Weekend reads: A proposal to end NSF watchdog; Power pose criticism redux; A limit to lifetime word count?

The week at Retraction Watch featured a journal that will pay authors royalties, a new estimate of how many papers are affected by contaminated cell lines, and threats by more than 20 researchers at Johns Hopkins to resign from a journal’s editorial board if a paper isn’t retracted. Here’s what was happening elsewhere:

Like Retraction Watch? Consider making a tax-deductible contribution to support our growth. You can also follow us on Twitter, like us on Facebook, add us to your RSS reader, sign up on our homepage for an email every time there’s a new post, or subscribe to our daily digest. Click here to review our Comments Policy. For a sneak peek at what we’re working on, click here. If you have comments or feedback, you can reach us at retractionwatchteam@gmail.com.

7 thoughts on “Weekend reads: A proposal to end NSF watchdog; Power pose criticism redux; A limit to lifetime word count?”

  1. The bill Paul introduced also includes a provision that every federal proposal review panel include a “taxpayer advocate” so that “silly research” is not funded and to ensure that research that is funded is valuable.

    1. We know from bitter experience what that will do: research that involves organisms with goofy sounding names (“nude mice”) or other easily mocked elements will become hard to fund. Colleagues who studied the effect of antidepressants on nerve cell function, in worms, struggled with this a lot.

      1. Not to mention research on controversial issues will also be dropped. So much for HIV prevention, especially in marginalized communities.

    2. So, those paying the bills should have no say in money matters? The scientific community needs to build trust with the taxpayers, not elitism.

    3. More transparency (i.e. making all grant applications public) might somewhat reduce the abuse of the system, including by those of high status who obtain grants from multiple programs with the same or very similar research proposals, then use the funds more broadly (i.e. to support not their graduate students), further increase their status at their institution, and as a result line up their own pockets and those of their institutions with 55-65% overhead charges on the grants.

  2. Regarding the Iranian survey, we can read that “The majority of participants were native (104, 81%)”. Am I missing something here?
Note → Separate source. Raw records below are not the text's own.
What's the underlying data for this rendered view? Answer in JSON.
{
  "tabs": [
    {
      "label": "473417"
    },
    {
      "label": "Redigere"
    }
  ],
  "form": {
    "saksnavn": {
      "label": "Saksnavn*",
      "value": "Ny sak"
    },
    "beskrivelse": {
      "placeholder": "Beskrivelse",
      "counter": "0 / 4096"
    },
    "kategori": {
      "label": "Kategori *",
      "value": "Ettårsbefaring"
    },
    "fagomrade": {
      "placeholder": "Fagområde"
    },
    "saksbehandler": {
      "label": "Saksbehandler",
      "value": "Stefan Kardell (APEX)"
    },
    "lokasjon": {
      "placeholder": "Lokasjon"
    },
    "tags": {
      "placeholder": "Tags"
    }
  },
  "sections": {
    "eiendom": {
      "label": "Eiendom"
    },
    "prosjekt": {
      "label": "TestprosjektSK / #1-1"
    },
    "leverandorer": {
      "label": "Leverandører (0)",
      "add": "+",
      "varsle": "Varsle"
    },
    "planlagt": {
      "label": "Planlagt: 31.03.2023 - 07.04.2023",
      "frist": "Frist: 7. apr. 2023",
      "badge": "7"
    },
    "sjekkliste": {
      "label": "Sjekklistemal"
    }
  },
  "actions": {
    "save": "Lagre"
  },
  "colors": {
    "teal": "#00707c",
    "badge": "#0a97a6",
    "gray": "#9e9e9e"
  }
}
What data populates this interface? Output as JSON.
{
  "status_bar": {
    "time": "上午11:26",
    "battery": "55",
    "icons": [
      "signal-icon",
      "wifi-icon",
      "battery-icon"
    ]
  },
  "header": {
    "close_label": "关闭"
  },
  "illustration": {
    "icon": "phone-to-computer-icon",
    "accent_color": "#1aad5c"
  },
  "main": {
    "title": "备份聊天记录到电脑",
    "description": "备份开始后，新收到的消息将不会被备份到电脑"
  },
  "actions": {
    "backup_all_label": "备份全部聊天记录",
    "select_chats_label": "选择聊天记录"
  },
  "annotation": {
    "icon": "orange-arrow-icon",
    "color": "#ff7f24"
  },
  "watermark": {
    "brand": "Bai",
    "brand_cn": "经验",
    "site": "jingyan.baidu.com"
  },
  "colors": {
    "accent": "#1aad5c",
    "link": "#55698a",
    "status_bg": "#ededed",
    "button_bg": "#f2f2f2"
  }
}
Leave a Reply

Your email address will not be published. Required fields are marked *

This site uses Akismet to reduce spam. Learn how your comment data is processed.